Let’s give it a try!


Collision course

Now let’s use our SimpleHashTable to store some stuff!

Wait, what the heck just happened?!

It shouldn’t have printed the value for q, we asked for salutations!

This is known as a collision, and it happens.

What happened is that the hash value we compute for q is the same value as the hash for salutations. It’s bound to happen, we only have 128 possible buckets and an infinite amount of possible keys.

So we have several ways to improve this situation.

One option is more buckets.

We can also improve the hashing function, but this only buys us fewer, more predictable collision rates.

Another common fix is a second level to each bucket keeping the exact key, value tuple, and doing a scan on collisions.

That would be like the walrus putting a sticky note that says “Salmon” on the fish before tossing it into the bucket. Then, when you ask for the “Salmon”, he rifles through the bucket, checking each fish until he finds one labeled “Salmon”.

I’ll leave these as an exercise for the reader, because it’s time we got moving on.

Real hashes

Okay, so now you have an example of a simple hash you could use for table lookups. That’s cool and everything, but in general we should leave details like that to the neckbeards. It’s good to know roughly how it works, but we don’t need to do it ourselves.

What else are hashes good for? Well, there is a specie of hash called a cryptographic hash. These hashes are cryptographic primitives, with strong promises of distribution and collision avoidance.

Examples you may have come across are MD5, or the SHA family of algorithms.


These algorithms are considerably more complex than the hash function we created earlier, so I would urge you not to write your own except as an exercise.

Implementations are available in a variety of languages, so Google wisely.


This class of hash has several every day uses that apply to developer-types.

Data Integrity

Since hashes are deterministic functions, the output can be used as a fingerprint for the input.
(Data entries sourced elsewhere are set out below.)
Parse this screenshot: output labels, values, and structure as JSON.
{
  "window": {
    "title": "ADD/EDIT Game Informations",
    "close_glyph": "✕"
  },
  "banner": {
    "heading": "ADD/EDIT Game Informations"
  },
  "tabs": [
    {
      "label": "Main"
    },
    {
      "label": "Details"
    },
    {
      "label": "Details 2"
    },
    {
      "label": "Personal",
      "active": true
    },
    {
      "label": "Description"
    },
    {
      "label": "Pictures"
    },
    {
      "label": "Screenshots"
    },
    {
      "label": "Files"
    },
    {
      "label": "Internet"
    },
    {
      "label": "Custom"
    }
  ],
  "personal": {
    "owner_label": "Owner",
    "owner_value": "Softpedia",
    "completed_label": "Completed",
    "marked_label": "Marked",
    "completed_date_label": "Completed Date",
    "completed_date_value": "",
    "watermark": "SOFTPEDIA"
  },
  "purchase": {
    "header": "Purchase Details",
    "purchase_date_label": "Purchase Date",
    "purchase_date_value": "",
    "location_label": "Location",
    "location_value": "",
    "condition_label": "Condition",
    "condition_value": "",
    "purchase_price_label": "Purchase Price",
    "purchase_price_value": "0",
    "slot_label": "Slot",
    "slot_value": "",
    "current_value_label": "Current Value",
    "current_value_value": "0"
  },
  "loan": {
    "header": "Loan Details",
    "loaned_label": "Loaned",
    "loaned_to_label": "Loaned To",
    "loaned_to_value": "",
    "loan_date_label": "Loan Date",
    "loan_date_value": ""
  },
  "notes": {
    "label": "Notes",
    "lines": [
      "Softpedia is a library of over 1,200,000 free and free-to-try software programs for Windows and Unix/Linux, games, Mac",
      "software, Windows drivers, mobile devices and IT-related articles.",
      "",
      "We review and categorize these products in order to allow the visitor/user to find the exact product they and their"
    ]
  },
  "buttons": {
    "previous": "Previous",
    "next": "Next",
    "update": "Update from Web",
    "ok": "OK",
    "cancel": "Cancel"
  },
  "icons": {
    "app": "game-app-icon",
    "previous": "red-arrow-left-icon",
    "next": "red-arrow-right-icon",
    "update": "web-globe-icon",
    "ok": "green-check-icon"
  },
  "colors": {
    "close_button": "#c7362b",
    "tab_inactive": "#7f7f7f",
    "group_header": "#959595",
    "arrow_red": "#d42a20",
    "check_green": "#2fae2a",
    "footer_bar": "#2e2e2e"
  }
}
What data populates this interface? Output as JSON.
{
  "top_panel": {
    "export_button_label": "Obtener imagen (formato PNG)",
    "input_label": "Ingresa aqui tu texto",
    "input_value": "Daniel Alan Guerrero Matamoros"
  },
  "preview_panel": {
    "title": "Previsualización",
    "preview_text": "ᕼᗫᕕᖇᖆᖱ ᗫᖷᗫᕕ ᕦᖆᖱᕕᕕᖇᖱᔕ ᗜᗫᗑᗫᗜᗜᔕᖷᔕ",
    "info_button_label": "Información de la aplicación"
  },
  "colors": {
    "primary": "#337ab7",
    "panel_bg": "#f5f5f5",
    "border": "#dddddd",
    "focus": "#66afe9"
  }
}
Passing data and the hash of that data allows for others to quickly check and make sure that the data has not become corrupted or tampered with in transit.
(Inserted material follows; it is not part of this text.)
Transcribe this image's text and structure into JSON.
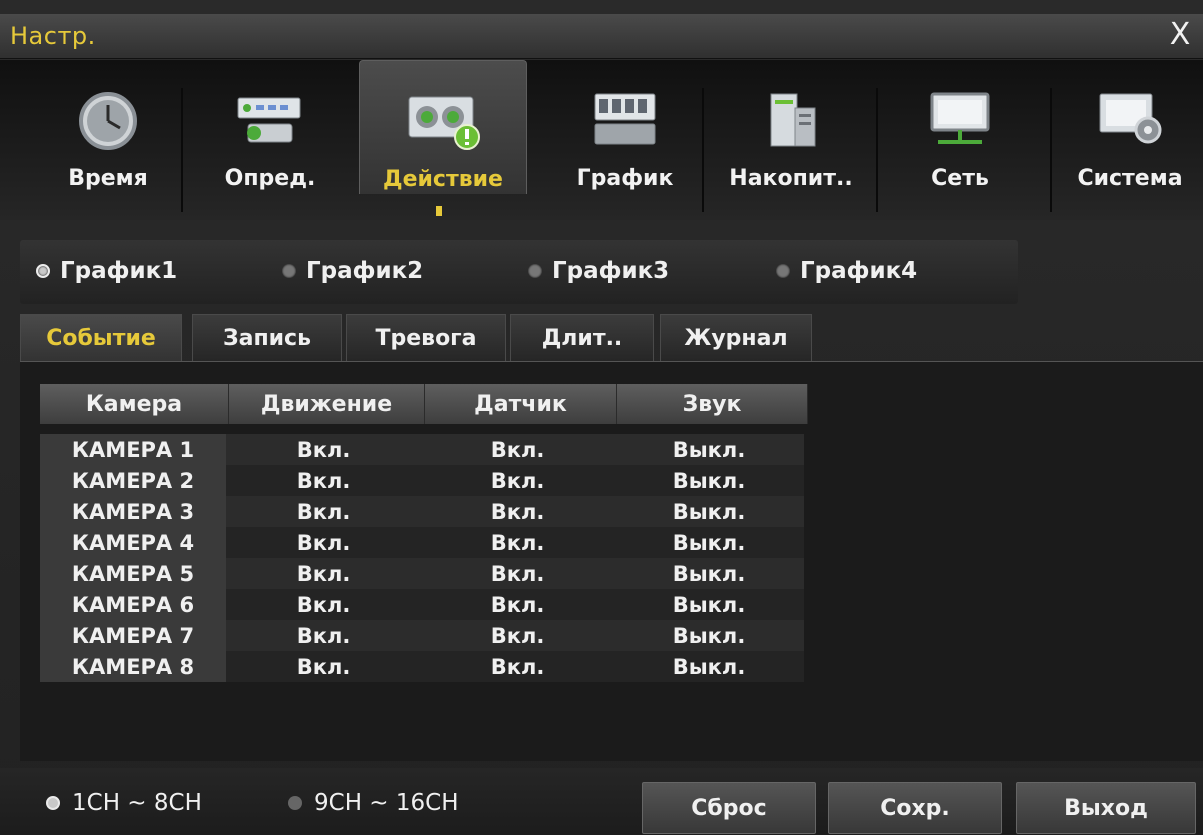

This assumes a secure channel for the hash, so use it wisely.

If you are on a Linux machine, you can quickly get the fingerprint for a file. In this example I’ll use the sha1 algorithm to verify the Redis 2.4.2 source code.

Comparing that hash to the Redis website, it looks like my download completed without errors. Huzzah!

Secret Verification

Another common use of hashing is to verify secrets, without storing the secret in the clear.

Say I was writing a system login, and I needed to use usernames and passwords.

I know it’s bad to store passwords in plaintext on my server. What if my server gets hacked and the user table is stolen?

I can’t store my passwords in the clear, but I need to reliably verify them.

Hashes make for a great solution to this problem.

You hash the password and store it in your database. Then, when a user wants to login, you hash the password they provide and compare it to the one in the database.

If they match, you log them in.

Doing this properly is a bit more complicated than that, so if you need to work with passwords like this, I recommend you read up.

Data Authenticity

We can also use hashes to confirm the authenticity of a message.

Say we both know a secret phrase, and no one else does.

If you want to send a message to me, and want it to be provably from you, you can send me the message along with a hash of the message concatenated to the secret.

Then, when I get the message, I also take the hash of the message plus the secret and compare it to your provided hash.

If they match, then I know it’s from you.

This is encapsulated in something called a Hashed Message Authentication Code, or HMAC.

File De-duplication

One final case that I regularly use is file de-duplication.

If you host uploads for a website, it’s a nice trick to store upload meta data (user, original name, upload time, etc.) separate from the file itself.

By de-coupling these you can hash files on upload, and if you already have a copy of that content, discard it and point the meta data at the existing file.

Here is an example in pseudo-code:


Hashes are useful tools for programmers, so learn the concepts and the applications.

I hope you learned something from this post! How do you use hashes?